» Task requirements
Look through the entries below for the string "emoji", and copy each line where it is found.

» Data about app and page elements
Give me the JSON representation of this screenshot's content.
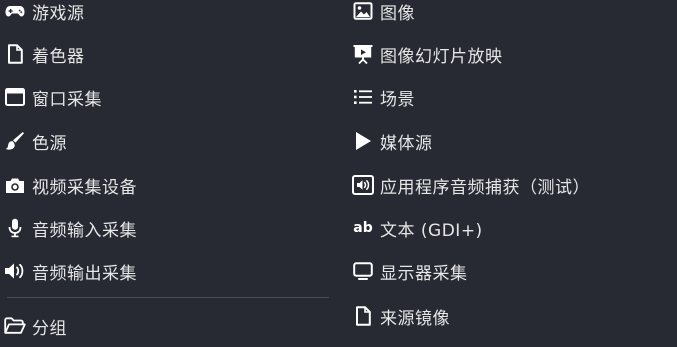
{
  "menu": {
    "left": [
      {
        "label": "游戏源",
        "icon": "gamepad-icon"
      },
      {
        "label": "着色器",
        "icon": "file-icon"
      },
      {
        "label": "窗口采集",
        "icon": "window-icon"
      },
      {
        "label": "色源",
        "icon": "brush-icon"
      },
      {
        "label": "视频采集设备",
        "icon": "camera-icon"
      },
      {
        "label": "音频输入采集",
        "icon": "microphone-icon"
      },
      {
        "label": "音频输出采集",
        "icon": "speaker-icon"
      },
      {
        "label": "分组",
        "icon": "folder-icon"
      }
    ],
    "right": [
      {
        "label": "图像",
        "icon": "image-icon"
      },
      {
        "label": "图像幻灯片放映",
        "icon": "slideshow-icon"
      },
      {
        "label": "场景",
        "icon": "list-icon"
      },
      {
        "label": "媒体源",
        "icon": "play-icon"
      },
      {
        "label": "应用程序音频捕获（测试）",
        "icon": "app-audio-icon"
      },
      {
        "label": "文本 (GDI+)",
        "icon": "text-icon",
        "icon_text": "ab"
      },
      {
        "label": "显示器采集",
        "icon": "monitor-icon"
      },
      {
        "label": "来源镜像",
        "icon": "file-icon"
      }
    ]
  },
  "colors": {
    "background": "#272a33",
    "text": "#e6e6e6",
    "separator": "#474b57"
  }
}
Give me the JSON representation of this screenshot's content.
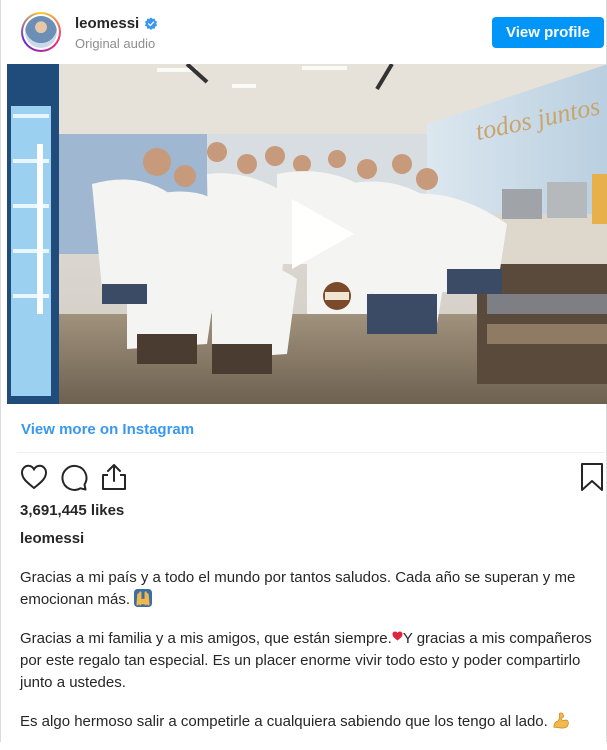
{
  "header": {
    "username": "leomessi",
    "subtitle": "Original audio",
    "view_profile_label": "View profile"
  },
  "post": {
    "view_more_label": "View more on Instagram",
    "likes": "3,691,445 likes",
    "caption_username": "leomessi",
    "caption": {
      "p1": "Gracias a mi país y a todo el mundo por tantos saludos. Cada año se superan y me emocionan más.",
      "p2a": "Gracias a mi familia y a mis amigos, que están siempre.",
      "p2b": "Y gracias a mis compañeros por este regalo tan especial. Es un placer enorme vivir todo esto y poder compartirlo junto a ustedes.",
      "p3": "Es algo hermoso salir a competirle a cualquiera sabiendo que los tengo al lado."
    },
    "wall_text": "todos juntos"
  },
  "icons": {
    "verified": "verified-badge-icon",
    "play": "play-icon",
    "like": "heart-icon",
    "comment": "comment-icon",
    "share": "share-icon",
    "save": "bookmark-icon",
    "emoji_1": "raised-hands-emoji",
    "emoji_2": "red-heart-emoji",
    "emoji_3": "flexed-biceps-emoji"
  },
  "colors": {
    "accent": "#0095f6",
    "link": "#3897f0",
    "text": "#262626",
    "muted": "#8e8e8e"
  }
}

» Response area
    "emoji_1": "raised-hands-emoji",
    "emoji_2": "red-heart-emoji",
    "emoji_3": "flexed-biceps-emoji"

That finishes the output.